Colombian Paramilitaries Take Dirty War to Ecuador
Plans by Ecuadorian officials and the UN High commissioner for refugees (UNHCR) to deal with the effects of worsening violence in southern Colombia as a result of Plan Colombia focused on setting up camps for displaced Colombians in Ecuador. When indigenous people in Ecuador were forced to flee their homes, however, only the Catholic Church was willing to take them in. More than 42 indigenous families in the eastern border province of Sucumbíos fled after receiving death threats from Colombian paramilitaries.
Since mid-January, indigenous people from communities including Shumac Pamba, Tarupa, Curiyacu, San Antonio and Charip, near the town of La Bermeja, on the border with the Colombian department of Putumayo, began an exodus toward the district of Cascales, near Lago Agrio, the capital of Sucumbíos. An armed group had given them “twenty-four hours to abandon our land, or they would murder 50 people,” Juan Noteno, a leader of the Kichwa people, said.
The threats came after soldiers, apparently with help from local indigenous people, found and destroyed a large drug-processing laboratory on January 19. The action forced the drug traffickers to abandon the area, leaving behind another larger lab.
More than 500 indigenous people made their way to Cascales, where they took refuge in houses, schools and makeshift shelters, because the official shelters set up there were only for Colombians. The Catholic Church provided aid to most of the displaced Ecuadorians.
The UNHCR, armed forces and government agencies, have designed a contingency plan for dealing with people displaced by the effects of the U.S.-financed Plan Colombia, which involves eradicating illegal drug crops in Colombia (see, Plan Colombia and its Consequences in Ecuador). The Catholic Church in Sucumbíos initially refused to participate, but joined the plan after the UNHCR agreed to redesign parts of it.
“They wanted a scene full of tents, with soldiers and mobile equipment, like you see on newscasts in other countries, but they should have realized that it’s better to adapt the structures and shelters that organizations already have, for two reasons: the displaced people are treated with greater dignity and the organizations have the opportunity to improve their infrastructure,” Succumbíos Bishop Gonzalo López said.

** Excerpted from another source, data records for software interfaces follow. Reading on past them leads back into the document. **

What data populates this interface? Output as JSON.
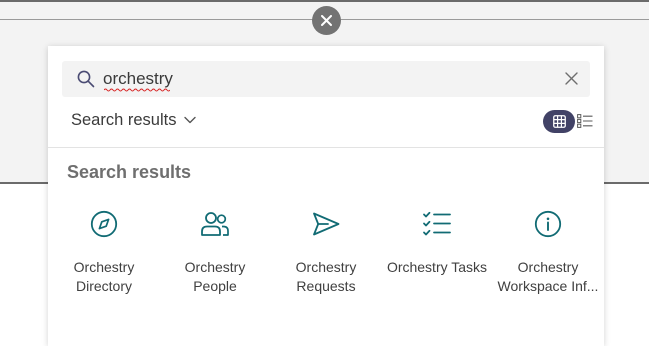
{
  "search": {
    "query": "orchestry"
  },
  "scope_dropdown": {
    "label": "Search results"
  },
  "section": {
    "title": "Search results"
  },
  "view_toggle": {
    "active": "grid",
    "accent_color": "#414266"
  },
  "results": [
    {
      "label": "Orchestry Directory",
      "icon": "compass-icon"
    },
    {
      "label": "Orchestry People",
      "icon": "people-icon"
    },
    {
      "label": "Orchestry Requests",
      "icon": "send-icon"
    },
    {
      "label": "Orchestry Tasks",
      "icon": "task-list-icon"
    },
    {
      "label": "Orchestry Workspace Inf...",
      "icon": "info-icon"
    }
  ],
  "colors": {
    "icon_teal": "#116b74",
    "close_bubble": "#737373",
    "text": "#404040"
  }
}
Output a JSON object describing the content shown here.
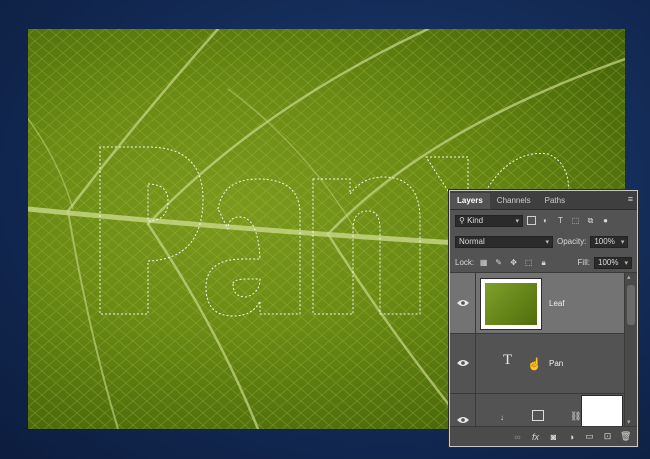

In December, Anselmo Salazar, vice-president of the Federation of Kichwa Organizations of Sucumbíos, Ecuador (FOKISE), warned the assembly of the Confederation of Indigenous Nationalities of Ecuador (CONAIE) of the danger of a military presence in the area, given the long history of cross-border family and commercial relationships. “For years indigenous people have been trading with people on the other side of the border. They go across to sell their products or work. They have families and friends there. That makes the soldiers pressure us to denounce people,” Salazar said.
But his warning fell on deaf ears, which increased local residents’ fears. “We don’t trust the military to protect us. The armed forces don’t provide security and indigenous organizations are also unable to protect our lives. The church is the closest and can help us, but it can’t keep us from being killed,” Salazar said.
In revealing the site of the drug lab, the local people opted for military protection. But after the initial publicity faded, the communities were left unprotected. “They abandoned us. They don’t want to listen to us. They haven’t included us in their organizations, their protection or their contingency plans,” FOKISE representative Mónica Chuji told a committee of human rights organizations in Quito. “Now we’re all afraid.”
While various community and religious groups, as well as the military, have roles in the government-designed contingency plan, the measure does not include any national indigenous organizations or groups from the affected area.
Chuji also criticized human rights organizations for not including indigenous groups in networks they have formed to monitor the effects of Plan Colombia. This was corrected in April with the formation of an Observatory of the Implementation of Plan Colombia on the Borders, which includes both human rights groups and local organizations from communities along the border.
“They asked FOKISE to take responsibility for the people who have been displaced, but no one has told us how to do it or with what resources,’ said Chuji, who traveled to the affected communities to accompany the last indigenous people who fled the zone. “They haven’t taken us into account at all and now they want us to take care of our people.”
Defense Minister Hugo Unda, who admitted that Plan Colombia will have repercussions in Ecuador, said that the price of these consequences “must be paid by everyone, because we’re all responsible for the fact that Ecuador isn’t developing.” He also said the problem is a social, rather than military, one.
President Gustavo Noboa announced that he plans to name governors with military experience to provinces along the Colombian border. He appointed Agustín Alejandro Luna, a colonel not on active duty, governor of Orellana, which neighbors Sucumbíos and has also been affected by the conflict in Colombia.
Meanwhile, the indigenous people who were displaced in January are receiving assistance from FOKISE and the International Red Cross. Several indigenous communities associated with FOKISE have offered the displaced people some of their lands, but military officials are asking them to return home, assuring them that they will be protected. The people who fled, however, are reluctant. “The soldiers arrive in town and then return to their camps. They never even go to our communities,” said José Huatoca, president of the community of Curiyacu.